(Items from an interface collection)
※ ※ ※

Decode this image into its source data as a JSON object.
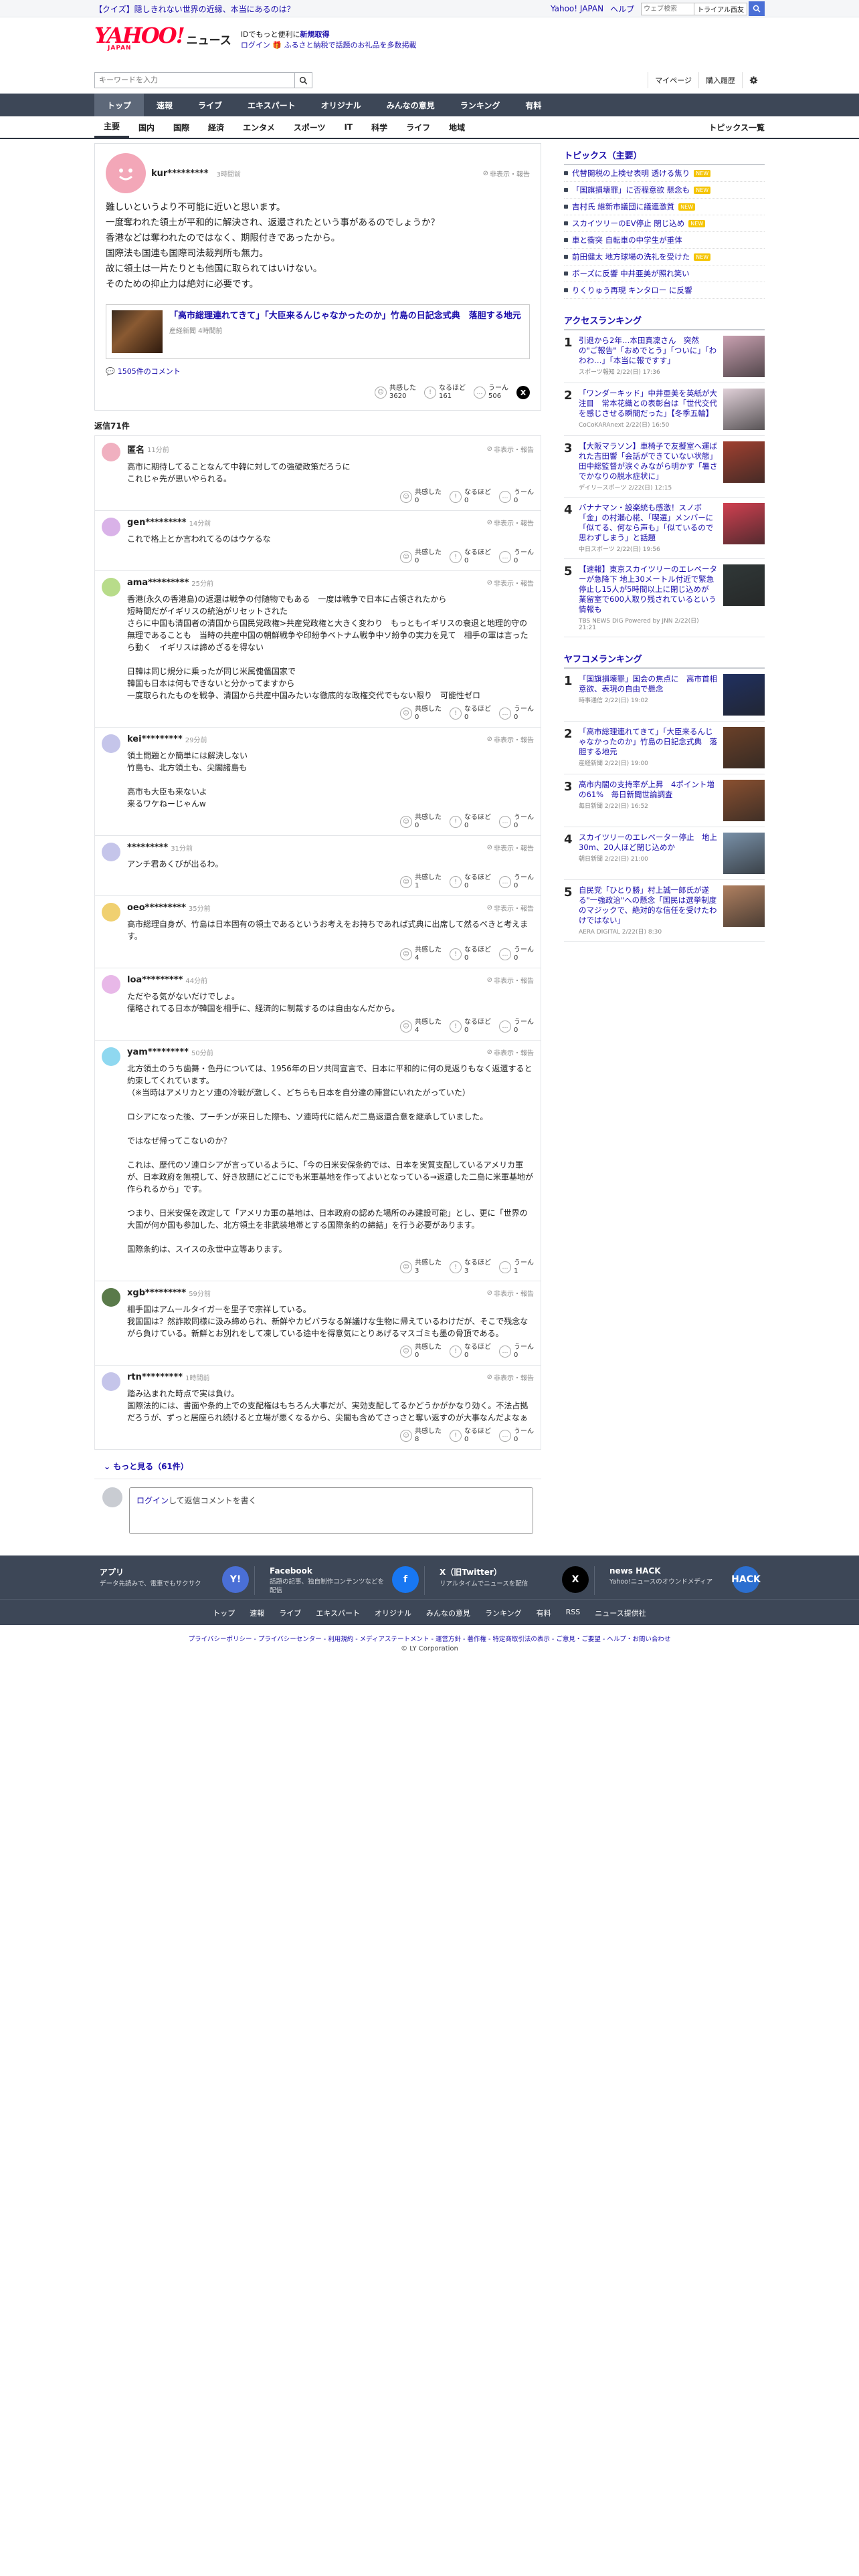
{
  "topbar": {
    "quiz": "【クイズ】隠しきれない世界の近縁、本当にあるのは？",
    "links": [
      "Yahoo! JAPAN",
      "ヘルプ"
    ],
    "search_placeholder": "ウェブ検索",
    "toggle_label": "トライアル西友"
  },
  "masthead": {
    "logo": "YAHOO!",
    "logo_sub": "JAPAN",
    "section": "ニュース",
    "promo_line1": "IDでもっと便利に",
    "promo_line1_bold": "新規取得",
    "promo_line2": "ログイン 🎁 ふるさと納税で話題のお礼品を多数掲載"
  },
  "search": {
    "placeholder": "キーワードを入力",
    "mypage": "マイページ",
    "history": "購入履歴"
  },
  "gnav": [
    "トップ",
    "速報",
    "ライブ",
    "エキスパート",
    "オリジナル",
    "みんなの意見",
    "ランキング",
    "有料"
  ],
  "subnav": [
    "主要",
    "国内",
    "国際",
    "経済",
    "エンタメ",
    "スポーツ",
    "IT",
    "科学",
    "ライフ",
    "地域"
  ],
  "subnav_right": "トピックス一覧",
  "comment": {
    "user": "kur*********",
    "time": "3時間前",
    "hide_report": "非表示・報告",
    "text": "難しいというより不可能に近いと思います。\n一度奪われた領土が平和的に解決され、返還されたという事があるのでしょうか？\n香港などは奪われたのではなく、期限付きであったから。\n国際法も国連も国際司法裁判所も無力。\n故に領土は一片たりとも他国に取られてはいけない。\nそのための抑止力は絶対に必要です。",
    "article_title": "「高市総理連れてきて」「大臣来るんじゃなかったのか」竹島の日記念式典　落胆する地元",
    "article_meta": "産経新聞 4時間前",
    "comments_link": "1505件のコメント",
    "reactions": [
      {
        "label": "共感した",
        "count": "3620",
        "icon": "☺"
      },
      {
        "label": "なるほど",
        "count": "161",
        "icon": "!"
      },
      {
        "label": "うーん",
        "count": "506",
        "icon": "…"
      }
    ],
    "replies_label": "返信71件"
  },
  "replies": [
    {
      "user": "匿名",
      "time": "11分前",
      "avatar": "#f0b0c0",
      "text": "高市に期待してることなんて中韓に対しての強硬政策だろうに\nこれじゃ先が思いやられる。",
      "r": [
        "0",
        "0",
        "0"
      ]
    },
    {
      "user": "gen*********",
      "time": "14分前",
      "avatar": "#d9b2e8",
      "text": "これで格上とか言われてるのはウケるな",
      "r": [
        "0",
        "0",
        "0"
      ]
    },
    {
      "user": "ama*********",
      "time": "25分前",
      "avatar": "#b8dc8a",
      "text": "香港(永久の香港島)の返還は戦争の付随物でもある　一度は戦争で日本に占領されたから\n短時間だがイギリスの統治がリセットされた\nさらに中国も清国者の清国から国民党政権>共産党政権と大きく変わり　もっともイギリスの衰退と地理的守の無理であることも　当時の共産中国の朝鮮戦争や印紛争ベトナム戦争中ソ紛争の実力を見て　相手の軍は言ったら動く　イギリスは諦めざるを得ない\n\n日韓は同じ規分に乗ったが同じ米属傀儡国家で\n韓国も日本は何もできないと分かってますから\n一度取られたものを戦争、清国から共産中国みたいな徹底的な政権交代でもない限り　可能性ゼロ",
      "r": [
        "0",
        "0",
        "0"
      ]
    },
    {
      "user": "kei*********",
      "time": "29分前",
      "avatar": "#c5c5ea",
      "text": "領土問題とか簡単には解決しない\n竹島も、北方領土も、尖閣諸島も\n\n高市も大臣も来ないよ\n来るワケねーじゃんw",
      "r": [
        "0",
        "0",
        "0"
      ]
    },
    {
      "user": "*********",
      "time": "31分前",
      "avatar": "#c5c5ea",
      "text": "アンチ君あくびが出るわ。",
      "r": [
        "1",
        "0",
        "0"
      ]
    },
    {
      "user": "oeo*********",
      "time": "35分前",
      "avatar": "#f0d070",
      "text": "高市総理自身が、竹島は日本固有の領土であるというお考えをお持ちであれば式典に出席して然るべきと考えます。",
      "r": [
        "4",
        "0",
        "0"
      ]
    },
    {
      "user": "loa*********",
      "time": "44分前",
      "avatar": "#e8b8e8",
      "text": "ただやる気がないだけでしょ。\n儒略されてる日本が韓国を相手に、経済的に制裁するのは自由なんだから。",
      "r": [
        "4",
        "0",
        "0"
      ]
    },
    {
      "user": "yam*********",
      "time": "50分前",
      "avatar": "#8fd8f0",
      "text": "北方領土のうち歯舞・色丹については、1956年の日ソ共同宣言で、日本に平和的に何の見返りもなく返還すると約束してくれています。\n（※当時はアメリカとソ連の冷戦が激しく、どちらも日本を自分達の陣営にいれたがっていた）\n\nロシアになった後、プーチンが来日した際も、ソ連時代に結んだ二島返還合意を継承していました。\n\nではなぜ帰ってこないのか？\n\nこれは、歴代のソ連ロシアが言っているように、「今の日米安保条約では、日本を実質支配しているアメリカ軍が、日本政府を無視して、好き放題にどこにでも米軍基地を作ってよいとなっている→返還した二島に米軍基地が作られるから」です。\n\nつまり、日米安保を改定して「アメリカ軍の基地は、日本政府の認めた場所のみ建設可能」とし、更に「世界の大国が何か国も参加した、北方領土を非武装地帯とする国際条約の締結」を行う必要があります。\n\n国際条約は、スイスの永世中立等あります。",
      "r": [
        "3",
        "3",
        "1"
      ]
    },
    {
      "user": "xgb*********",
      "time": "59分前",
      "avatar": "#5a7a4a",
      "text": "相手国はアムールタイガーを里子で宗祥している。\n我国国は？然詐欺同様に汲み締められ、新鮮やカビバラなる鮮議けな生物に帰えているわけだが、そこで残念ながら負けている。新鮮とお別れをして凍している途中を得意気にとりあげるマスゴミも墨の骨頂である。",
      "r": [
        "0",
        "0",
        "0"
      ]
    },
    {
      "user": "rtn*********",
      "time": "1時間前",
      "avatar": "#c5c5ea",
      "text": "踏み込まれた時点で実は負け。\n国際法的には、書面や条約上での支配権はもちろん大事だが、実効支配してるかどうかがかなり効く。不法占拠だろうが、ずっと居座られ続けると立場が悪くなるから、尖閣も含めてさっさと奪い返すのが大事なんだよなぁ",
      "r": [
        "8",
        "0",
        "0"
      ]
    }
  ],
  "more": "もっと見る（61件）",
  "reply_box": {
    "login": "ログイン",
    "rest": "して返信コメントを書く"
  },
  "sidebar": {
    "topics_title": "トピックス（主要）",
    "topics": [
      {
        "t": "代替開税の上検せ表明 透ける焦り",
        "new": true
      },
      {
        "t": "「国旗損壊罪」に否程意欲 懸念も",
        "new": true
      },
      {
        "t": "吉村氏 維新市議団に議連激質",
        "new": true
      },
      {
        "t": "スカイツリーのEV停止 閉じ込め",
        "new": true
      },
      {
        "t": "車と衝突 自転車の中学生が重体",
        "new": false
      },
      {
        "t": "前田健太 地方球場の洗礼を受けた",
        "new": true
      },
      {
        "t": "ボーズに反響 中井亜美が照れ笑い",
        "new": false
      },
      {
        "t": "りくりゅう再現 キンタロー に反響",
        "new": false
      }
    ],
    "access_title": "アクセスランキング",
    "access": [
      {
        "t": "引退から2年…本田真凜さん　突然の\"ご報告\"「おめでとう」「ついに」「わわわ…」「本当に報ですす」",
        "m": "スポーツ報知 2/22(日) 17:36",
        "c": "#c8a0b0"
      },
      {
        "t": "「ワンダーキッド」中井亜美を英紙が大注目　常本花織との表彰台は「世代交代を感じさせる瞬間だった」【冬季五輪】",
        "m": "CoCoKARAnext 2/22(日) 16:50",
        "c": "#e0d0d8"
      },
      {
        "t": "【大阪マラソン】車椅子で友擬室へ運ばれた吉田響「会話ができていない状態」田中総監督が涙ぐみながら明かす「暑さでかなりの脱水症状に」",
        "m": "デイリースポーツ 2/22(日) 12:15",
        "c": "#a04030"
      },
      {
        "t": "バナナマン・設楽統も感激！スノボ「金」の村瀬心椛、「喫選」メンバーに「似てる、何なら声も」「似ているので思わずしまう」と話題",
        "m": "中日スポーツ 2/22(日) 19:56",
        "c": "#d04050"
      },
      {
        "t": "【速報】東京スカイツリーのエレベーターが急降下 地上30メートル付近で緊急停止し15人が5時間以上に閉じ込めが 業留室で600人取り残されているという情報も",
        "m": "TBS NEWS DIG Powered by JNN 2/22(日) 21:21",
        "c": "#303838"
      }
    ],
    "yahoo_title": "ヤフコメランキング",
    "yahoo": [
      {
        "t": "「国旗損壊罪」国会の焦点に　高市首相意欲、表現の自由で懸念",
        "m": "時事通信 2/22(日) 19:02",
        "c": "#203060"
      },
      {
        "t": "「高市総理連れてきて」「大臣来るんじゃなかったのか」竹島の日記念式典　落胆する地元",
        "m": "産経新聞 2/22(日) 19:00",
        "c": "#6a4028"
      },
      {
        "t": "高市内閣の支持率が上昇　4ポイント増の61%　毎日新聞世論調査",
        "m": "毎日新聞 2/22(日) 16:52",
        "c": "#8a5030"
      },
      {
        "t": "スカイツリーのエレベーター停止　地上30m、20人ほど閉じ込めか",
        "m": "朝日新聞 2/22(日) 21:00",
        "c": "#7890a8"
      },
      {
        "t": "自民党「ひとり勝」村上誠一郎氏が遂る\"一強政治\"への懸念「国民は選挙制度のマジックで、絶対的な信任を受けたわけではない」",
        "m": "AERA DIGITAL 2/22(日) 8:30",
        "c": "#b08060"
      }
    ]
  },
  "footer": {
    "apps": [
      {
        "t": "アプリ",
        "d": "データ先読みで、電車でもサクサク",
        "c": "#4a6fd6",
        "i": "Y!"
      },
      {
        "t": "Facebook",
        "d": "話題の記事、独自制作コンテンツなどを配信",
        "c": "#1877f2",
        "i": "f"
      },
      {
        "t": "X（旧Twitter）",
        "d": "リアルタイムでニュースを配信",
        "c": "#000000",
        "i": "X"
      },
      {
        "t": "news HACK",
        "d": "Yahoo!ニュースのオウンドメディア",
        "c": "#2c6fd0",
        "i": "HACK"
      }
    ],
    "nav": [
      "トップ",
      "速報",
      "ライブ",
      "エキスパート",
      "オリジナル",
      "みんなの意見",
      "ランキング",
      "有料",
      "RSS",
      "ニュース提供社"
    ],
    "links": "プライバシーポリシー - プライバシーセンター - 利用規約 - メディアステートメント - 運営方針 - 著作権 - 特定商取引法の表示 - ご意見・ご要望 - ヘルプ・お問い合わせ",
    "copy": "© LY Corporation"
  }
}
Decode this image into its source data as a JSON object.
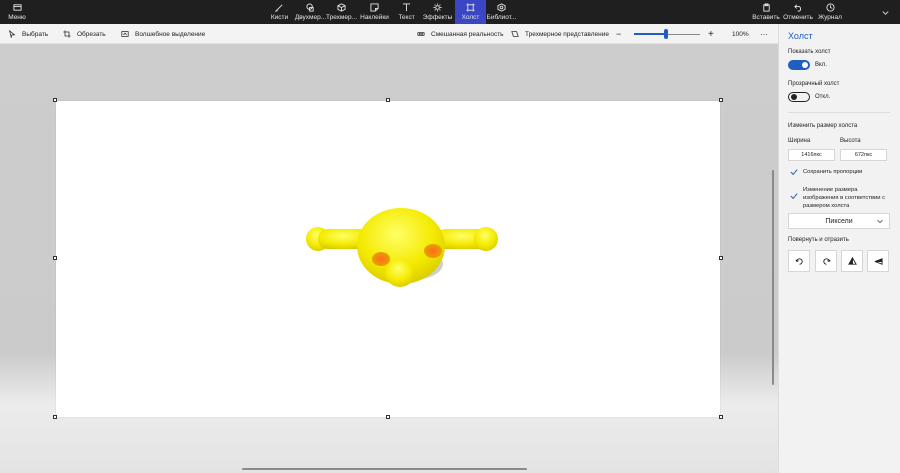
{
  "topbar": {
    "menu_label": "Меню",
    "tools": [
      {
        "label": "Кисти",
        "icon": "brush-icon"
      },
      {
        "label": "Двухмер...",
        "icon": "2d-shapes-icon"
      },
      {
        "label": "Трехмер...",
        "icon": "3d-shapes-icon"
      },
      {
        "label": "Наклейки",
        "icon": "stickers-icon"
      },
      {
        "label": "Текст",
        "icon": "text-icon"
      },
      {
        "label": "Эффекты",
        "icon": "effects-icon"
      },
      {
        "label": "Холст",
        "icon": "canvas-icon",
        "active": true
      },
      {
        "label": "Библиот...",
        "icon": "library-icon"
      }
    ],
    "paste_label": "Вставить",
    "undo_label": "Отменить",
    "history_label": "Журнал",
    "accent_color": "#3b46c4"
  },
  "subbar": {
    "select_label": "Выбрать",
    "crop_label": "Обрезать",
    "magic_select_label": "Волшебное выделение",
    "mixed_reality_label": "Смешанная реальность",
    "view_3d_label": "Трехмерное представление",
    "zoom_value": "100%",
    "zoom_minus": "−",
    "zoom_plus": "+",
    "more": "···"
  },
  "panel": {
    "title": "Холст",
    "show_canvas_label": "Показать холст",
    "show_canvas_state": "Вкл.",
    "transparent_canvas_label": "Прозрачный холст",
    "transparent_canvas_state": "Откл.",
    "resize_label": "Изменить размер холста",
    "width_label": "Ширина",
    "height_label": "Высота",
    "width_value": "1416пкс",
    "height_value": "672пкс",
    "keep_ratio_label": "Сохранить пропорции",
    "resize_image_label": "Изменение размера изображения в соответствии с размером холста",
    "units_value": "Пиксели",
    "rotate_label": "Повернуть и отразить",
    "accent_color": "#1f5fbf"
  }
}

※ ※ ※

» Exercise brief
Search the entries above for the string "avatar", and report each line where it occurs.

» Task solution
      "avatar": "#f0b0c0",
      "avatar": "#d9b2e8",
      "avatar": "#b8dc8a",
      "avatar": "#c5c5ea",
      "avatar": "#c5c5ea",
      "avatar": "#f0d070",
      "avatar": "#e8b8e8",
      "avatar": "#8fd8f0",
      "avatar": "#5a7a4a",
      "avatar": "#c5c5ea",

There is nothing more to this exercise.